- Size of each release – seeing how many commits go into every single version gives an idea of how much churn there is.
- Release frequency – do you assign a new number once a week? Once a month? This gives a good idea on how quickly you’re going to react to pull requests, issues, and more. This is also critical information for any system level application as an administrator may have to install the update. Knowing the frequency and size of every release is critical to allocate the correct resources.
- Bug fix check – you fixed a bug, how does the client know it got fixed? Obviously, by presenting a version number to the user which can be queried.
- Change logs – assigning a version number is a good moment to sit back and think about what was added, writing up some documentation along the way.
You can encode even more information if you use semantic versioning, which in theory provides guarantees to clients when it’s safe to update and more. While I like it in theory, I think that semantic versioning is mostly useful for libraries, less for large applications and frameworks as you’ll typically end up incrementing the major version a lot. The only really large project I’m aware of that follows semantic versioning is Qt – and they do a quite impressive job in regards to API and ABI compatibility. I think it’s nice to have if you can enforce it, and I think it’s worthing striving towards, but it’s not the main value add.
But it’s … complicated!
I assume that most developers not using version numbers are aware of the reasons above, and didn’t just “forget” them, but have a hard time versioning due to various reasons. Typically, there are two categories:
- Continuous integration – rapid releases, no formal release process.
- Very branchy development process – versions are branch-specific.
To point one, the continuous integration: No matter how you write software, your releases happen over time. You typically don’t expect your clients to update to every single release you’re doing, so how about using the ISO date (year-month-day.release) as your version number? Turns out, that will usually work just fine, and it still allows people to refer to things with a common naming system instead of referencing your code drops with a hash or some continuous integration commit. In fact, I’d argue you’re set up for success already because the very same system you use for continuous integration can also assign version numbers.
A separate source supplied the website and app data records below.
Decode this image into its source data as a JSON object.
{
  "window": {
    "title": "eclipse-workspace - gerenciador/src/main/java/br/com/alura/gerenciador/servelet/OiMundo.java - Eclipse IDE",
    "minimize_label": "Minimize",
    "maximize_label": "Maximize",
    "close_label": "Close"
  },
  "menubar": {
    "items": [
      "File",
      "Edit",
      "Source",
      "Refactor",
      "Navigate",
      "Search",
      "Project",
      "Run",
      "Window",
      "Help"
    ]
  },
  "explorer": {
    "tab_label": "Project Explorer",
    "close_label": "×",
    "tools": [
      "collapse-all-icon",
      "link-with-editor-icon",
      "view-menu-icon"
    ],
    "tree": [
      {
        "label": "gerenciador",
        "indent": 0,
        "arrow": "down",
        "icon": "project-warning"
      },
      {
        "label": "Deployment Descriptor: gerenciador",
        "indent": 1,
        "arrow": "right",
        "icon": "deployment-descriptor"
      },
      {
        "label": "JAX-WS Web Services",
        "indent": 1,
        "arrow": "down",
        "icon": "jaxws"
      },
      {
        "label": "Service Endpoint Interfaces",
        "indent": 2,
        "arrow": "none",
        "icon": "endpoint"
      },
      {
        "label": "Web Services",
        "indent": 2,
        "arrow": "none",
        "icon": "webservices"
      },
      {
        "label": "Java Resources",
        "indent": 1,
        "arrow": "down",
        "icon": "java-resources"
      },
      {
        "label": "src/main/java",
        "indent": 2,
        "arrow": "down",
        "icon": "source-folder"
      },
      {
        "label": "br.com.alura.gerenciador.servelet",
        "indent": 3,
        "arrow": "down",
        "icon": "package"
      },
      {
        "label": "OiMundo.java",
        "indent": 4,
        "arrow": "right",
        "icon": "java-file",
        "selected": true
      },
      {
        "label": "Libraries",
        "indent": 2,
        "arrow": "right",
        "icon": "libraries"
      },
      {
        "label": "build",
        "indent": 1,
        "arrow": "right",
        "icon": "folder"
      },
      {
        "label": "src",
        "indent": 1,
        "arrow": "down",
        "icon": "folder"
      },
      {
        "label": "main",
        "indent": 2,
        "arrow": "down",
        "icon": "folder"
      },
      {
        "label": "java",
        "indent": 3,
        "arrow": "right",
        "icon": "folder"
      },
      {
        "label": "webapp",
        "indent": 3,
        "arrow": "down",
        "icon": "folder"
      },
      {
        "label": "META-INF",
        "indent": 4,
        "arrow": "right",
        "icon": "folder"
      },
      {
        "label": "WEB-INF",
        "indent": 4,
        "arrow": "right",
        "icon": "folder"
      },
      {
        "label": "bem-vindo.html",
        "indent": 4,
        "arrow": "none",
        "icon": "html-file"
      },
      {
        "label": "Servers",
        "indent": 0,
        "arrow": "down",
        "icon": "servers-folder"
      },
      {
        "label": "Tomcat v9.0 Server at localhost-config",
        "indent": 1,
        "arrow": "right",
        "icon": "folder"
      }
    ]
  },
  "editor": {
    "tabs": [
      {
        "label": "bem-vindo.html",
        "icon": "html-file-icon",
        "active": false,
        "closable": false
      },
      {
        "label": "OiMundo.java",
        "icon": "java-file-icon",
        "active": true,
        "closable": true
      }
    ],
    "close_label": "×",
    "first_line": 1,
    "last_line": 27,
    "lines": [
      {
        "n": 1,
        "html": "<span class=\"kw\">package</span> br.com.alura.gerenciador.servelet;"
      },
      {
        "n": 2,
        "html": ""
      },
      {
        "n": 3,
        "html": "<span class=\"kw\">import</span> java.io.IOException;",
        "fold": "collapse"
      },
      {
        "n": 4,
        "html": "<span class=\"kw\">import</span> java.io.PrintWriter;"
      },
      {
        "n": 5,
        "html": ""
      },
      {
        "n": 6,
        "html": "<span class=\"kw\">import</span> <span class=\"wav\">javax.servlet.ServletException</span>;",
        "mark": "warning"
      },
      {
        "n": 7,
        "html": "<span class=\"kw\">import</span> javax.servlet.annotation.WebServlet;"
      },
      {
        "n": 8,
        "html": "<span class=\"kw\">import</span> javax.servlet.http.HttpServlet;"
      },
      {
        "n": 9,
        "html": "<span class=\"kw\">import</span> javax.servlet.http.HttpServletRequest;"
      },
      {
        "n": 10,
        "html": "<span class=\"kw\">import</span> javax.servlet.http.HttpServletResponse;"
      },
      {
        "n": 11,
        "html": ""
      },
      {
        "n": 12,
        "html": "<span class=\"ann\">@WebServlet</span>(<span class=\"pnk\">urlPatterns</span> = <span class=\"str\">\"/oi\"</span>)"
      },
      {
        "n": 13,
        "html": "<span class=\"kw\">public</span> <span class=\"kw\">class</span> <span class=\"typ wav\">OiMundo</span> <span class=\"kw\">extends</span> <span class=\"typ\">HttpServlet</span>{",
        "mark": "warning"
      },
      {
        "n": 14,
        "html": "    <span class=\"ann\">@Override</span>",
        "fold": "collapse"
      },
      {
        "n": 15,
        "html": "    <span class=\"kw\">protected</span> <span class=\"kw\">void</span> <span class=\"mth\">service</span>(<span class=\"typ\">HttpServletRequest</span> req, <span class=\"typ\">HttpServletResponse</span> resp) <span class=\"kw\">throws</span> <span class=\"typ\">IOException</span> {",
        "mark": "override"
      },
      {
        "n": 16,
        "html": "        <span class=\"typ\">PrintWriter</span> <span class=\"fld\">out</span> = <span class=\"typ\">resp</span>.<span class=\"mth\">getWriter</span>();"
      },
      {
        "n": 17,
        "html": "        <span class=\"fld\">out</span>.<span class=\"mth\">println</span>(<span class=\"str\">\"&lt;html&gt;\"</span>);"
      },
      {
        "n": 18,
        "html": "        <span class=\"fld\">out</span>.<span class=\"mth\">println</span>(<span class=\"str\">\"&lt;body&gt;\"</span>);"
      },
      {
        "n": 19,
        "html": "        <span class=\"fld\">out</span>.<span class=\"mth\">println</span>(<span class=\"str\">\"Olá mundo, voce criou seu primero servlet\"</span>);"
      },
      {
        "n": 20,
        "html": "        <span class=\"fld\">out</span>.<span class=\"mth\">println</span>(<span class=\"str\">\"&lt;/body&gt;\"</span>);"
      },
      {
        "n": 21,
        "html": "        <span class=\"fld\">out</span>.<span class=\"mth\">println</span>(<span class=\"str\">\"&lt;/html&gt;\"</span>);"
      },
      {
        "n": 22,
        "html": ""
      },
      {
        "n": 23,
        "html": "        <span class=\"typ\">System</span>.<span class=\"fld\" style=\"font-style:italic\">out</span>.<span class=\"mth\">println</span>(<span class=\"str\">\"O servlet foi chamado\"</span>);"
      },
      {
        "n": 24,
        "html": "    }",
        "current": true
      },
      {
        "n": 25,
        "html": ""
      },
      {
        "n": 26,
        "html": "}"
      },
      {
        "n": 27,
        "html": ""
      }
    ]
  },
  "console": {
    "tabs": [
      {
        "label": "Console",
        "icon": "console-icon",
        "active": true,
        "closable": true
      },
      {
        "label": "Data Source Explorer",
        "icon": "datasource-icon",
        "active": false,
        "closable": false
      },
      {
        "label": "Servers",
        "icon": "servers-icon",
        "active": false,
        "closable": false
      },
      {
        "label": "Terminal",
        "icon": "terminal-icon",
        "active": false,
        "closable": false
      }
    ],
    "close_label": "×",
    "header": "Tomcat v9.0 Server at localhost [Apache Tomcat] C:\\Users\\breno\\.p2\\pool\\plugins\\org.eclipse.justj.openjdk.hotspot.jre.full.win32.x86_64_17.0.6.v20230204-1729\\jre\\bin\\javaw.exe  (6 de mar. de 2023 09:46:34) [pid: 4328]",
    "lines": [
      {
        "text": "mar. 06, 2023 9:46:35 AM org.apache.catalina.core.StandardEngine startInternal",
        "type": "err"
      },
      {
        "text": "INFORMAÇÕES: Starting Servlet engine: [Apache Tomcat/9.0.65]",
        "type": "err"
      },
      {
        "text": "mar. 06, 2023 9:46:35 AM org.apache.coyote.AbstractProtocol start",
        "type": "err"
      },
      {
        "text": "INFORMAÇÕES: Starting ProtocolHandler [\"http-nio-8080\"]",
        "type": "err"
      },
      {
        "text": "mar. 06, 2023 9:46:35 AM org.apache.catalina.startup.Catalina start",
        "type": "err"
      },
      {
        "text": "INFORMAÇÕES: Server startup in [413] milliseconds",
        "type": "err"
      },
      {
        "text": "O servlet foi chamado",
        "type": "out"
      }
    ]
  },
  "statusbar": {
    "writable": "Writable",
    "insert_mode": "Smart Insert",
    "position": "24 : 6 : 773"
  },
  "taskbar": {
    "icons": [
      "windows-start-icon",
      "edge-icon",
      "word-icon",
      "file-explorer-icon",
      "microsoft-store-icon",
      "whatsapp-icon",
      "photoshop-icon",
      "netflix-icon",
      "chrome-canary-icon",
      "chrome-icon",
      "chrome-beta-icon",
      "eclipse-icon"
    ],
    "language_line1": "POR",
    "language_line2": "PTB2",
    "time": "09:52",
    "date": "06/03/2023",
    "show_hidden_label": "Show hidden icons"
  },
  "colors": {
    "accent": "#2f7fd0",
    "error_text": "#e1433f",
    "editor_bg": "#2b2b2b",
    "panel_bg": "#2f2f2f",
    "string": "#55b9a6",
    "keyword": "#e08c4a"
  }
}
The other problem is super branchy development, where you have multiple lines of code in development concurrently. Let’s say you have one branch for stable releases, one branch for future releases, and one maintenance branch, and there’s no good correlation. The trick here is to look at the problem from the client end – for the client, there’s only a single branch they see. It’s your duty to fix it such that the useful properties outlined above are present for all your clients, which may mean that every branch gets versioned separately for instance, or that you treat your branches as separate products. This is something I noticed many people forget in software development – we’re not writing code for us, we’re writing code for our users, and if our process makes their life harder, we’ve failed, because (at least, that’s the theory) there will be many more users than us, so their time is more precious.
Version all the things
I hope I could shed some light on the value of version numbers and make you hesitate next time you’re about to send an email which says “everyone should use commit #4237ac9b0f” or later :) Do yourself a favor, use that tag button in your revision control system, and make everyone’s life simpler. Thanks!